I will say, however, that I am proud and honored to give back to FORCE as the solo volunteer peer support leader in New York City. In this role, I schedule, organize, and facilitate peer-to-peer support meetings on topics of interest to the hereditary cancer community; provide one-on-one support to members dealing with emotional and physical effects of their BRCA status; and manage regular communications to members of FORCE's NYC group. Although we are volunteers, FORCE’s programs are not without costs – brochures, postage, conferences for staff members, and myriad other initiatives all cost money. The investment, though, helps ensure not only that the latest information is readily available and accessible to anyone who needs it, but also that no one has to travel the HBOC journey alone. FORCE is here for us, and we are here for each other.
In addition to my volunteer work with FORCE, I also speak and write frequently about BRCA gene mutations in an effort to raise awareness about their presence, particularly in the Ashkenazi Jewish community, where one in 40 individuals is a carrier (as compared with 1 in 400 in the general population), and the majority of these people are unaware of their carrier status.
Indeed, until five years ago, when my sister and I took the initiative to get tested after we lost our mom to exceedingly virulent triple negative breast cancer (TNBC), we, too, were unaware of the presence of a BRCA mutation in our family. (Ironically, although my sister tested negative for a mutation, last August she was diagnosed with a small, but aggressive tumor, and thankfully has come through chemo, several surgical procedures, and ongoing antibody therapy (Herceptin and Perjeta) with flying colors!)
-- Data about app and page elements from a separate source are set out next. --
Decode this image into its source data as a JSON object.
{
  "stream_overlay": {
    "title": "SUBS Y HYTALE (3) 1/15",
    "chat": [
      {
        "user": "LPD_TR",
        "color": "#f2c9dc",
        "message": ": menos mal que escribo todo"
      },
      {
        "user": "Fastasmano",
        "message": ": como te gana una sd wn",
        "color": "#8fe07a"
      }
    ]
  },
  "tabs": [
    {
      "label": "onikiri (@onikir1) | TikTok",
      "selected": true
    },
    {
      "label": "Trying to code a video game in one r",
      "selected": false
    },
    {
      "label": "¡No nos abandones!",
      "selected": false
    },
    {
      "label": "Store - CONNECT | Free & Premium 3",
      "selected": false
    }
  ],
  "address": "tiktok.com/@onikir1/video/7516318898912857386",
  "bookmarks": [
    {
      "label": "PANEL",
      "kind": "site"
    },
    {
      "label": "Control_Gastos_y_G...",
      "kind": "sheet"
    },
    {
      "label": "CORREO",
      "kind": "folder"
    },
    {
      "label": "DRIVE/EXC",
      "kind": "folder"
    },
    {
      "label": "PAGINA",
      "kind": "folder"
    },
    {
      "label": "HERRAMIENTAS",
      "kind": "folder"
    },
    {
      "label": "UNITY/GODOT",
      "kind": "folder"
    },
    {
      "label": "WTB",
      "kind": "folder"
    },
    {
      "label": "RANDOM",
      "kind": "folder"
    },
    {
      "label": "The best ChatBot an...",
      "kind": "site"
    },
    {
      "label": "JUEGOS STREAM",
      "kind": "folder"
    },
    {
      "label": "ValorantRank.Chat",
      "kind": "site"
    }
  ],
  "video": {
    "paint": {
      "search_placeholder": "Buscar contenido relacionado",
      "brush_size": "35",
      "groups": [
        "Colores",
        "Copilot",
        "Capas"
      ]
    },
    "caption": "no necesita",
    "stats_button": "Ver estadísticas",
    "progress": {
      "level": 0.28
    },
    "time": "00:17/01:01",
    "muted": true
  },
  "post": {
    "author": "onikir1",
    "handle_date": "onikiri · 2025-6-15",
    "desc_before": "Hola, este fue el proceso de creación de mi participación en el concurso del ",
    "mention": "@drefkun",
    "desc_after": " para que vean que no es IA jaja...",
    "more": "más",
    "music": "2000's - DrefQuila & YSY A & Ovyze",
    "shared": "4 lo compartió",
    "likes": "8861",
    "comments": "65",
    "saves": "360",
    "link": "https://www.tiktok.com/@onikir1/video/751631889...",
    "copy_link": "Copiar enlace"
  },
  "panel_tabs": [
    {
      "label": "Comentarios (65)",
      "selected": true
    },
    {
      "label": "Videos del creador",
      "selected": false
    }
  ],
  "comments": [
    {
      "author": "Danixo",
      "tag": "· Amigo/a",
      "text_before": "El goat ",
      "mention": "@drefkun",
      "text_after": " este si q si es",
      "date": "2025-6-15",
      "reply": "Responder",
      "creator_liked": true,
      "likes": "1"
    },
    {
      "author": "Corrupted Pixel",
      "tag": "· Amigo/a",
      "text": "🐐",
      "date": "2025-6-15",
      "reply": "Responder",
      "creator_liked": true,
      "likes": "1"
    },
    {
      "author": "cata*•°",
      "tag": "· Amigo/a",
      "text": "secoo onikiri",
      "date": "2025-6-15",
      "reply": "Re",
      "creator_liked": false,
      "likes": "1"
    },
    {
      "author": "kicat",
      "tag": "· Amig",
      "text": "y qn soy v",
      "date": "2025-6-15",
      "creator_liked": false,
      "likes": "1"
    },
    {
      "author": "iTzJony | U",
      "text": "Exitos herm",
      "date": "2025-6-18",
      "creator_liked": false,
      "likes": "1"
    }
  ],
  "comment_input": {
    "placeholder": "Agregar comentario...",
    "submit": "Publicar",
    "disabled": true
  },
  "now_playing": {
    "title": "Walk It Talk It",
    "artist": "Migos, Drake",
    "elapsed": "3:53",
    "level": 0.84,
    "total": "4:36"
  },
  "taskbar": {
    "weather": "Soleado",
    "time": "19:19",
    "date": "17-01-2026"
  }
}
Although we'll never know how different our family's story might have been had we known about the mutation sooner, if my involvement with FORCE can prevent even one other family from enduring what we did because we didn't know about the BRCA2 mutation lurking in our genes, I believe some good will come from our experience and that my endeavors (and my mom’s death) will contribute in some small way to the Jewish concept of tikkun olam – repair of our world.
Because FORCE has been – and continues to be – a tremendous blessing to me and to so many others, I would be exceedingly grateful for your support during this important fundraising campaign.